It's quite common, I understand, for witnesses to an event to produce wildly different accounts of what happened. And why is it that the bad memories seem to stick more than the good? You remember every detail of that hospital waiting room, but the romantic holiday blurs into a fuzzy string of sunny days. And that's the stuff that you do remember. I have boxes full of theatre programmes that contain a fair sprinkling for productions that I don't have any recollection of attending. And don't get me started on the things that I remember that didn't actually happen!
We can't always make memories. We put a lot of effort, money and hope into creating the perfect wedding, graduation, birthday party, but often it's the unscripted events that stay in your mind. That single moment when you know that this one will stay with you for the rest of your life.
I'd been playing around with the idea for this post for a while before I realised that it was directly connected to another idea that I'd had for a book -- it's only the merest glimmer at present, but the story is going to hinge on six particular memories that have shaped the hero's life. At present, I have only vague thoughts about three of them, but until I get all six together the story is never going to see the light of day. I didn't expect that making someone else's memories could be as hard as hanging on to your own.
Research is valuable for a writer. There are many stories of authors who have given realistic accounts of places they have never visited, and historical writers must always be working a little in the dark, as we can never quite know whether we have the historical 'feel' right. As a writer and a reader though, I find the things I remember, and put into my writing, the most rewarding. To create an atmosphere from somewhere I have visited, with just a quick reference, or to read in a book about a place or an event I remember adds to the experience. Writers of fantasy have a hard time with that one - the trick there is to create the world so everyone feels as if they have been there.

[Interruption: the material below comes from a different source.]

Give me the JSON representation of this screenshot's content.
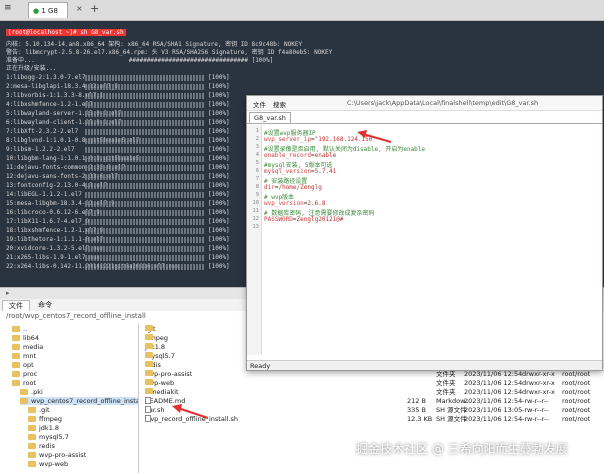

Hanging on to your memories for future reference? That's where the note book that every writer is supposed to carry, to jot down thoughts and impressions, comes into it's own. Provided you remember to take it with you, of course!